With share trading suspended by banking regulators yesterday (Thursday), today sees an effective D-Day for Banif Bank as potential losses for the State appear to be getting larger by the moment.
According to Económico website, all signs this morning point to the Madeiran bank being sold at a bargain basement price, with the State being left with every single one of Banif’s toxic assets.
Diário de Notícias confirms the picture, adding that all Portuguese and Chinese contenders in the “race” to buy the State’s 60.5% holding in the bank have already pulled out.
Still believed to be in the running are six European and American candidates, among them Spanish banks Santander and Popular, and US investment fund Apollo which showed (in)sufficient interest in buying up Novo Banco earlier this year.
What is certain, stresses DN, is that “the sale will bring in a great deal less than the €700 million that the State injected” into the bank as a result of its 2012 bailout.
With the deadline for proposals running out at 8pm tonight, Económico suggests it may be that the government decides against selling at any price, and comes up with a Plan B.
Talking to Diário Económico, a source explained: “The government doesn’t want a repeat of what happened with BPN and BIC, when every year a new bill appeared that the State was obliged to pay”.
Already thinking of Plan B days ago, the prime minister told journalists: “I hope that whatever solution transpires it protects taxpayers as much as possible.

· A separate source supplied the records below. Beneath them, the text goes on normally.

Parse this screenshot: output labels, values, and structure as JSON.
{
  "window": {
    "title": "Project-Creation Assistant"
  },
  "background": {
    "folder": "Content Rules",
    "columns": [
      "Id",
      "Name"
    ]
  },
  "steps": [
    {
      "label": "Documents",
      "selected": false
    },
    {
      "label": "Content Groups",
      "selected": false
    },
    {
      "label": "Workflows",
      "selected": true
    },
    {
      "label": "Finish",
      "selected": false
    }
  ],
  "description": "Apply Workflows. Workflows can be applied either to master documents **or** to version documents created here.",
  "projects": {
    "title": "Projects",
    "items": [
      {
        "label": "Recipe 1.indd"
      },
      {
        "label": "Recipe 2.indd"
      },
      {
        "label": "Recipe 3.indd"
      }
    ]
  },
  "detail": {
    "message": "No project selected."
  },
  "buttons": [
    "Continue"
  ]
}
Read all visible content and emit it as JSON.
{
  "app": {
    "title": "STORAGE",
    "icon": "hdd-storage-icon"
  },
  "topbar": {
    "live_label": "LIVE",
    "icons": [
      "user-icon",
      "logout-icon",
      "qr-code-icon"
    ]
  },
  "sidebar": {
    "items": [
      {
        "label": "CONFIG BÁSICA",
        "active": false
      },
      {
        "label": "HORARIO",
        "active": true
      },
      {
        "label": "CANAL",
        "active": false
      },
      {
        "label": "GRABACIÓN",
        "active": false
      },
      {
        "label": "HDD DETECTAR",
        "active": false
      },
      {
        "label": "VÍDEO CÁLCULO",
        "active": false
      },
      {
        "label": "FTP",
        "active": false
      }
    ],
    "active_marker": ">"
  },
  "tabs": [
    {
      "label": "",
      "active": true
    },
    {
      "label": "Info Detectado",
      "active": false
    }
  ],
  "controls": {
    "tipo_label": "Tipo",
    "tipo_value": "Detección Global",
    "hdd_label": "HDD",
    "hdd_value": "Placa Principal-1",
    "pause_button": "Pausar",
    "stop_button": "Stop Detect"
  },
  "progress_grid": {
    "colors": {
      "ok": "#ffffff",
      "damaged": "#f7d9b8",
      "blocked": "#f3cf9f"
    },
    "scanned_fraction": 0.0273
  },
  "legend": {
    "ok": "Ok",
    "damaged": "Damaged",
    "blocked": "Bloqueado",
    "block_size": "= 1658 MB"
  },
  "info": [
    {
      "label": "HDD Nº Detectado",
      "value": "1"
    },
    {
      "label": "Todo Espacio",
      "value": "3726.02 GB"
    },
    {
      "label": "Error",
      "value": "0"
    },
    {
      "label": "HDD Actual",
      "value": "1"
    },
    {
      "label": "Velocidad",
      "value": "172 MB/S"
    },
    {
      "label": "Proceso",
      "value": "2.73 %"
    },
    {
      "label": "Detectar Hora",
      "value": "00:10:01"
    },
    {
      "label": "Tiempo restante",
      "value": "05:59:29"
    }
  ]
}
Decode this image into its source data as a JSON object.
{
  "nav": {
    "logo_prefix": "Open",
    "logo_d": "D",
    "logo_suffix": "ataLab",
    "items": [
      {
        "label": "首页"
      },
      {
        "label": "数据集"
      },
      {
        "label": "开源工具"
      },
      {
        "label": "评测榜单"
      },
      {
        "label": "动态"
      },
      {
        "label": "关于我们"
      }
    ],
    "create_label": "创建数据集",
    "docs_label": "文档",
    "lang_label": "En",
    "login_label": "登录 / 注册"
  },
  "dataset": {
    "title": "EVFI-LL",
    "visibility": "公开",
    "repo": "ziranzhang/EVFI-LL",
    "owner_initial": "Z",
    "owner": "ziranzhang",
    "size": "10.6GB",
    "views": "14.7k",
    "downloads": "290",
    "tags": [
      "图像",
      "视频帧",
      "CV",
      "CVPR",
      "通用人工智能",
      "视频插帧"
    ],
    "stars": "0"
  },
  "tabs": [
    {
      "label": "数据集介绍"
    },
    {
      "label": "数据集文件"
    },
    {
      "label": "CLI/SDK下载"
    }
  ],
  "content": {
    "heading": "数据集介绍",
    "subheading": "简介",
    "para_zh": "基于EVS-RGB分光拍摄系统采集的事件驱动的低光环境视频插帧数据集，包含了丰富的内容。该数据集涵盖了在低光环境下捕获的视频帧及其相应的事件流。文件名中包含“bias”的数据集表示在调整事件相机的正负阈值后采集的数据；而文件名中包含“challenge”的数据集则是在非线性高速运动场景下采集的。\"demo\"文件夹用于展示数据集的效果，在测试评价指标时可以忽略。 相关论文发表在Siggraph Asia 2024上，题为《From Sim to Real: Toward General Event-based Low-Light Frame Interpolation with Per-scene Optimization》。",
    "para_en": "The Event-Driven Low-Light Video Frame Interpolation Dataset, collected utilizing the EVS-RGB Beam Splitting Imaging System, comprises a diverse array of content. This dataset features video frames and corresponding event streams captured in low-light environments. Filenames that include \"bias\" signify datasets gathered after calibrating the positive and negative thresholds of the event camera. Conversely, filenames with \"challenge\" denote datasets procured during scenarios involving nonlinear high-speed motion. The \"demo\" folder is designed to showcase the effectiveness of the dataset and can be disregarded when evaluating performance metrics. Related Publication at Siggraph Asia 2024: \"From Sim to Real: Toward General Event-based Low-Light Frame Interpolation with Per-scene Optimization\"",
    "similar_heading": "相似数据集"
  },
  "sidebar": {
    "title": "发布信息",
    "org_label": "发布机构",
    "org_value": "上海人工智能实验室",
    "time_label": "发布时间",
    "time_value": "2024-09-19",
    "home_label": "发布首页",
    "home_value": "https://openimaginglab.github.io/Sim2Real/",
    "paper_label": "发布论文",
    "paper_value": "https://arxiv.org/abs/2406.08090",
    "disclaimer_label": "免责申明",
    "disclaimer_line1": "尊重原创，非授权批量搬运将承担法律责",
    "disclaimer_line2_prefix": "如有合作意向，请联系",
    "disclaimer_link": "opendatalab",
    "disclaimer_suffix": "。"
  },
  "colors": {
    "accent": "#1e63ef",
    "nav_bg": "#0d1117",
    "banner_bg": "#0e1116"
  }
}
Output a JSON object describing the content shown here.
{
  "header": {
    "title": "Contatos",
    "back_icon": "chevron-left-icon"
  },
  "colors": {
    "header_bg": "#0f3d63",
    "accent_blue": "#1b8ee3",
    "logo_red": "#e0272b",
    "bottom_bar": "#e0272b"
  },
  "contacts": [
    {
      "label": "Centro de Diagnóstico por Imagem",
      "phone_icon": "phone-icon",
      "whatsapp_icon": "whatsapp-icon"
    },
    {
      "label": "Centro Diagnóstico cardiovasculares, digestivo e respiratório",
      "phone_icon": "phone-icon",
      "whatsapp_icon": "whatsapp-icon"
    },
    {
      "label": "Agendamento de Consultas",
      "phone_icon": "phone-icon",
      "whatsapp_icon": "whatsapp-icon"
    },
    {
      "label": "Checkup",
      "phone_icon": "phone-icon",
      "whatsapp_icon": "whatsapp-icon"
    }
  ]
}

The guarantee that we give taxpayers cannot be the same as the one we give (Banif’s) depositors”.
In the intervening period, the majority of Banif’s ‘depositors’ – certainly when it comes to account holders – have withdrawn their money and transferred their accounts elsewhere.